Late Indian Summer
2 November 2014
It’s been a hectic week. It was bliss to get to Dorset and to finish a long day of meetings on Thursday, and collect Charlie on the late afternoon train, and get home to the Parsonage.
We’d made a plan on Friday to pop down to Lyme Regis for lunch. Regular readers of the blog will know that I love Lyme – and it’s the best thing at the moment seeing places that I love through new eyes. We had a delicious lunch in the tiny glazed room perched high over the town that is Hix’s Oyster and Fish House. The afternoon was incredibly warm and we went for a walk down to the Cobb and the beach.
It was appropriate, given all the commentary on last week’s blog about beaches, which I am sure was intended to be purely tongue-in-cheek and suddenly started to get serious for some reason… to see lots and lots of happy bathers swimming in the sea on October 31st. Insane.
The waves on the Cobb were stormy, but the warm air was balmy.
In the harbour people were fishing for crabs:
And on the beach were intrepid swimmers who seemed perfectly happy to be frolicking about in the waves:
It was time to get buried in the sand,
or to sit and watch the world go by,
or build extraordinary sandcastles…
(incidentally I could devote a whole blog to how much I adore sandcastles)…
…or to dig an enormous hole.
I haven’t seen such a happy beach scene for years. I think everyone was completely amazed by the day… a gift from heaven.
And sitting having your glass of wine with your collies outside the most beautiful little Regency cottages on the seafront would be about as close to heaven as I imagine it was possible to get on Friday afternoon.
I love Lyme’s perfect combination of Georgian streets and seaside charm; like a softer, smaller version of Weymouth, which I wrote about this summer.
Some of the great delights of Lyme are to be found in the quiet back streets. It’s the perfect town.

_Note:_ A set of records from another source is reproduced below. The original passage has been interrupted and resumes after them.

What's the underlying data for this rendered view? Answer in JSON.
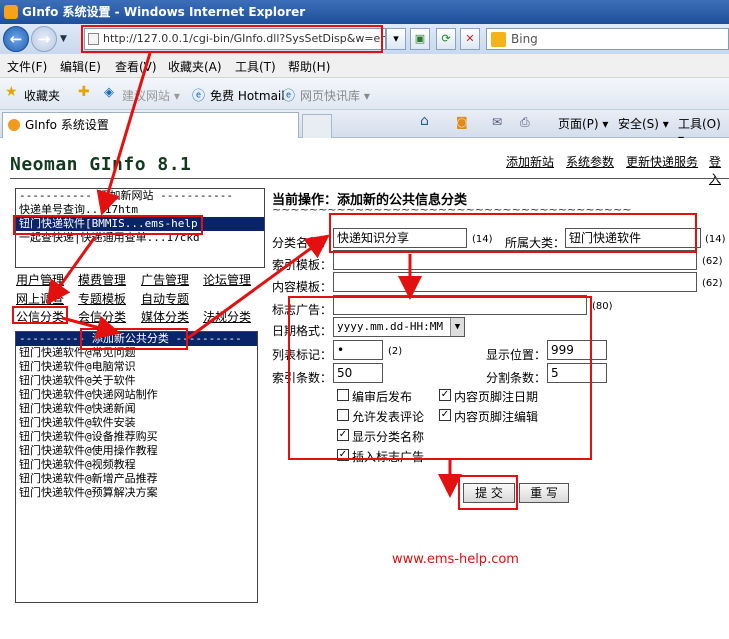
{
  "window": {
    "title": "GInfo 系统设置 - Windows Internet Explorer"
  },
  "address": {
    "url": "http://127.0.0.1/cgi-bin/GInfo.dll?SysSetDisp&w=ems-help",
    "search_placeholder": "Bing"
  },
  "menu": [
    "文件(F)",
    "编辑(E)",
    "查看(V)",
    "收藏夹(A)",
    "工具(T)",
    "帮助(H)"
  ],
  "favorites": {
    "label": "收藏夹",
    "items": [
      "建议网站 ▾",
      "免费 Hotmail",
      "网页快讯库 ▾"
    ]
  },
  "tab": {
    "title": "GInfo 系统设置"
  },
  "commands": {
    "page": "页面(P) ▾",
    "safety": "安全(S) ▾",
    "tools": "工具(O) ▾"
  },
  "brand": "Neoman GInfo 8.1",
  "top_links": [
    "添加新站",
    "系统参数",
    "更新快递服务",
    "登入"
  ],
  "site_list": [
    "----------- 添加新网站 -----------",
    "快递单号查询...17htm",
    "钮门快递软件[BMMIS...ems-help",
    "一起查快递|快递通用查单...17ckd"
  ],
  "nav_links": [
    [
      "用户管理",
      "模费管理",
      "广告管理",
      "论坛管理"
    ],
    [
      "网上调查",
      "专题模板",
      "自动专题",
      ""
    ],
    [
      "公信分类",
      "会信分类",
      "媒体分类",
      "法规分类"
    ]
  ],
  "category_list": [
    "---------- 添加新公共分类 ----------",
    "钮门快递软件@常见问题",
    "钮门快递软件@电脑常识",
    "钮门快递软件@关于软件",
    "钮门快递软件@快递网站制作",
    "钮门快递软件@快递新闻",
    "钮门快递软件@软件安装",
    "钮门快递软件@设备推荐购买",
    "钮门快递软件@使用操作教程",
    "钮门快递软件@视频教程",
    "钮门快递软件@新增产品推荐",
    "钮门快递软件@预算解决方案"
  ],
  "form": {
    "operation": "当前操作：添加新的公共信息分类",
    "tilde": "~~~~~~~~~~~~~~~~~~~~~~~~~~~~~~~~~~~~~~~",
    "name_label": "分类名称：",
    "name_value": "快递知识分享",
    "name_max": "(14)",
    "parent_label": "所属大类：",
    "parent_value": "钮门快递软件",
    "parent_max": "(14)",
    "index_tpl_label": "索引模板：",
    "index_tpl_max": "(62)",
    "content_tpl_label": "内容模板：",
    "content_tpl_max": "(62)",
    "ad_label": "标志广告：",
    "ad_max": "(80)",
    "date_label": "日期格式：",
    "date_value": "yyyy.mm.dd-HH:MM",
    "mark_label": "列表标记：",
    "mark_value": "•",
    "mark_max": "(2)",
    "position_label": "显示位置：",
    "position_value": "999",
    "index_count_label": "索引条数：",
    "index_count_value": "50",
    "split_label": "分割条数：",
    "split_value": "5",
    "checkboxes": [
      {
        "label": "编审后发布",
        "checked": false
      },
      {
        "label": "内容页脚注日期",
        "checked": true
      },
      {
        "label": "允许发表评论",
        "checked": false
      },
      {
        "label": "内容页脚注编辑",
        "checked": true
      },
      {
        "label": "显示分类名称",
        "checked": true
      },
      {
        "label": "插入标志广告",
        "checked": true
      }
    ],
    "submit": "提 交",
    "reset": "重 写"
  },
  "watermark": "www.ems-help.com",
  "accent": {
    "annotation_red": "#e31010",
    "selection_blue": "#0a246a"
  }
}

We got home just in time. Friday night was committee night of the village social club, which started at 6.30, as planned, in our kitchen, but I think ended at about midnight. It has been known, from time to time, that the committee meetings are even more riotous than the social club nights, and this was no exception.
On Saturday, after a beautiful morning, the weather began to turn. We went for a fine walk across the hills that afternoon. Autumn is here.
This morning, we went down to the Goodwin’s. If you followed the link to the little blog about Weymouth this summer, you’ll have seen their house the weekend that they moved in this summer. I’m sure they won’t mind if I show you a few sneaky views snapped on my phone.
The Goodwins take my breath away. I’m not sure I’ve ever known anyone who can create a more settled, timeless feeling in a house in so short a time. It’s a fine line between chaos and heaven. Their interiors are amazing; like an extraordinary fantastic creation that you can’t quite believe. Everything has been here for just a matter of weeks. Do you see what I mean?
The Valley was startlingly beautiful in the grey autumn light.
We walked back and I noticed, for the first time, that trees are suddenly completely bare. Isn’t strange how just when you are ready for a change of season, it is here? The sea, sand and sunshine in Lyme was magical, but I will admit I’ve been missing autumn a little bit. I’m sitting writing by the fire, with just the noise of the flickering flames, and it feels as if the year is spinning to its end soon, and I haven’t been happier for ages.